EXERCISE GOAL: Can you pull out each line of the data below that includes the word "title"?

SOURCE RECORDS:
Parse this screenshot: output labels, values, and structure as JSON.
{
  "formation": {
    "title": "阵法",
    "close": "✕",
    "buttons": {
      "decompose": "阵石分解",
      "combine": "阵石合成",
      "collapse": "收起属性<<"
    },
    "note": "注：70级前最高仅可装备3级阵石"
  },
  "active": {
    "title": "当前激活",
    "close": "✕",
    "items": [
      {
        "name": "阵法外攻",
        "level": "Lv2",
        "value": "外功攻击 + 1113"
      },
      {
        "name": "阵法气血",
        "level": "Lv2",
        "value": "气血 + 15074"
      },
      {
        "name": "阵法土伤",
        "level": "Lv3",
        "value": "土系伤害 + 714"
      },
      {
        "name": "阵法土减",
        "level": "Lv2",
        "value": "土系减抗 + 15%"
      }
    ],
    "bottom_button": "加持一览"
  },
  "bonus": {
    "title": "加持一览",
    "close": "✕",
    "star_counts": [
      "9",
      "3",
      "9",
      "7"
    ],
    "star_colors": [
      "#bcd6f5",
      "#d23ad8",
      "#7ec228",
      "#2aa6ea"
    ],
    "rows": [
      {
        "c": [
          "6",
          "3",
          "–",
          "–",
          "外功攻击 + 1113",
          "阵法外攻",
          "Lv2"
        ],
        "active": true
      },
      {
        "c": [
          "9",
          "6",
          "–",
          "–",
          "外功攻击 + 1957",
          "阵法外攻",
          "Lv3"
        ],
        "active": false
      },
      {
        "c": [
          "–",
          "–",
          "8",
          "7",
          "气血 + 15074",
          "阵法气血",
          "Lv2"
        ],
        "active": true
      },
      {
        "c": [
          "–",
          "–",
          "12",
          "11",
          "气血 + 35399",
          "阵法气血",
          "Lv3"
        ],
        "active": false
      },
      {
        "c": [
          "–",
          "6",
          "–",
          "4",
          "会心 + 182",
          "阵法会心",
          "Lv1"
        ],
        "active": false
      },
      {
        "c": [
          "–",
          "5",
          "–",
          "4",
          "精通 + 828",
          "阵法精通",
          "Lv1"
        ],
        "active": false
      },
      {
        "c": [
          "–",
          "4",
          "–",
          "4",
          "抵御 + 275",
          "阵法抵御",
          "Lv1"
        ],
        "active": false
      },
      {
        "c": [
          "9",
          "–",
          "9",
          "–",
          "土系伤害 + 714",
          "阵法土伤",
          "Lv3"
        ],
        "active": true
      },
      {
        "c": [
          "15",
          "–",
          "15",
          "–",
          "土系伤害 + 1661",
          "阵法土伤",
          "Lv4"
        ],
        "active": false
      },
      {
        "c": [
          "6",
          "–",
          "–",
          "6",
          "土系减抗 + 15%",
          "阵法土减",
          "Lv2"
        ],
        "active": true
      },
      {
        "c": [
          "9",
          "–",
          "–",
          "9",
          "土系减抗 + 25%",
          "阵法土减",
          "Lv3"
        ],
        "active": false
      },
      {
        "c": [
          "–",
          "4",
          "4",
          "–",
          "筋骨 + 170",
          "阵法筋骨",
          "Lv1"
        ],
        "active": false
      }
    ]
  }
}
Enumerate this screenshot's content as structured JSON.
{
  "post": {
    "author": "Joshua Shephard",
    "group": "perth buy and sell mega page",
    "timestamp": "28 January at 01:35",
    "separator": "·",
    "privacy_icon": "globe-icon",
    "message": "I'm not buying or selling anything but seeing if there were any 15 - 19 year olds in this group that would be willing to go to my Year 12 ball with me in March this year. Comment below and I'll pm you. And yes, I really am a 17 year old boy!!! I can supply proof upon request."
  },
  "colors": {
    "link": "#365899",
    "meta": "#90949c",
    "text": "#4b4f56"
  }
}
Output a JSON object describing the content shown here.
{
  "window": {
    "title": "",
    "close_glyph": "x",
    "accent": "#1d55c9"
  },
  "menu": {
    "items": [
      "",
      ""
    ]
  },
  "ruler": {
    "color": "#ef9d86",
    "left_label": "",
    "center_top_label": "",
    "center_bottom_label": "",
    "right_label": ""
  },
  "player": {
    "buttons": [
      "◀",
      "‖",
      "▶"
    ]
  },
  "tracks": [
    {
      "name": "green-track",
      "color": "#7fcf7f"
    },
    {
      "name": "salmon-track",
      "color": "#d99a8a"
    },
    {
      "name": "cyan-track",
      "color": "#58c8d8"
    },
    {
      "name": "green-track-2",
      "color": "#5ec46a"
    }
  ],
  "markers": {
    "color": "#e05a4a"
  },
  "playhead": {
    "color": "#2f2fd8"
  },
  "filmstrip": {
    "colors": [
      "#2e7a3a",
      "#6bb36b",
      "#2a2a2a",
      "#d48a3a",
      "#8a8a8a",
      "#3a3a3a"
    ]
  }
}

SOLUTION:
    "title": "阵法",
    "title": "当前激活",
    "title": "加持一览",
    "title": "",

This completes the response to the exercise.